I've always known the tropes... In the 1980s, I practically memorized the "Cthulhu Mythos" section of the original D&D Deities & Demigods book. I got the joke about "Uhluhtc" (oo-loo-tec) in the original Heavy Metal movie. Heck, I own the game Call of Cthulhu, and I even consulted on a supplement for CoC back in the 1990s!
|Artist: Erol Otus. I'm trying to illustrate this post without any tentacles.|
So shame on me for taking this long, for sure. What spurred me to start reading wasn't Lovecraft himself, but rather a short story from 2014 by Ruthanna Emrys called "The Litany of Earth." (Online in full here.) It's powerful and very well-written. I resist saying too much more about it because I'd like people to read it without preconceptions, as I did. Suffice to say that it provides a new perspective on the Lovecraftian world that genuinely surprised and charmed me.
This story also got me to seek out more information about cosmicism, a (sorta kinda) real-world attempt to broaden Lovecraft's ideas into a coherent and satisfying belief system. Despite its stereotypical veneer of bleakness and existential nihilism, there seems to be some raw material for a more positive and optimistic path; see here, for example. I was already familiar with Kenneth Grant's mind-bending attempts to do something vaguely similar, but it was nice to see a few more modern, less occultish, perspectives on it all.
However, the rub:
Nearly all of the ideas that fascinated me -- both from Emrys' story and from the cosmicistical writings I found on the web -- were extrapolations from Lovecraft... not really taken directly from what he says on the page. His stories are powerful and interesting -- and I do intend on reading more of them to complete my education. But after reading a handful, I'm learning that Lovecraft's well-known reputation for bleakness and terror is well justified.

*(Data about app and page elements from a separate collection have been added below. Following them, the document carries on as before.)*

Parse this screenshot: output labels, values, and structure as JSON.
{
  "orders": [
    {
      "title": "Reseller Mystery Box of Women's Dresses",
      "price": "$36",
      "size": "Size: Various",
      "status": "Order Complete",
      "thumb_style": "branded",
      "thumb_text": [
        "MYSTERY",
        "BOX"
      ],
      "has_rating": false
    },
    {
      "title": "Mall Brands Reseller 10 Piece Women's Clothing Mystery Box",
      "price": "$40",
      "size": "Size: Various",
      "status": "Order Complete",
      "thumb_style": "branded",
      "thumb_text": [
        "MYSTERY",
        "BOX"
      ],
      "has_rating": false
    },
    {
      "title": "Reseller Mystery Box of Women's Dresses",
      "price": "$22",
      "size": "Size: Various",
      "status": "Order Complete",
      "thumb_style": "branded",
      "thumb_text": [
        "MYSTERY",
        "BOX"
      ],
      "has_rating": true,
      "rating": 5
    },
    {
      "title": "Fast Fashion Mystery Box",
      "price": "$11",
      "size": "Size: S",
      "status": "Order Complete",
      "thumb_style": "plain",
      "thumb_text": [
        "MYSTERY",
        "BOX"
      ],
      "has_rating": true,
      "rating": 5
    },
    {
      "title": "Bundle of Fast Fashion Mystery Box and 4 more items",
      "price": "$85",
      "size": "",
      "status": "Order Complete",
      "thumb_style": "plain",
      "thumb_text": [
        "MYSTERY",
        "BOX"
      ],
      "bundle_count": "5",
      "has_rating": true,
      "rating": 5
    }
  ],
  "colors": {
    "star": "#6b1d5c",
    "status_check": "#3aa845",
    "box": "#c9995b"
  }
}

I'm hoping to find some small kernels of hope in the remaining HPL stories in my queue. I might give Derleth a try, too. But I'm starting to suspect that Lovecraft may be a bit like another early 20th century thinker who ushered in some scary new ideas: Aleister Crowley. Both kind of serve as anti-prophets -- i.e., conveyers of wild thoughts that spurred on others in unique ways, but who ought not to be "followed" too slavishly or literally. That way lies, well, the mountains of madness.
|Back to Erol Otus|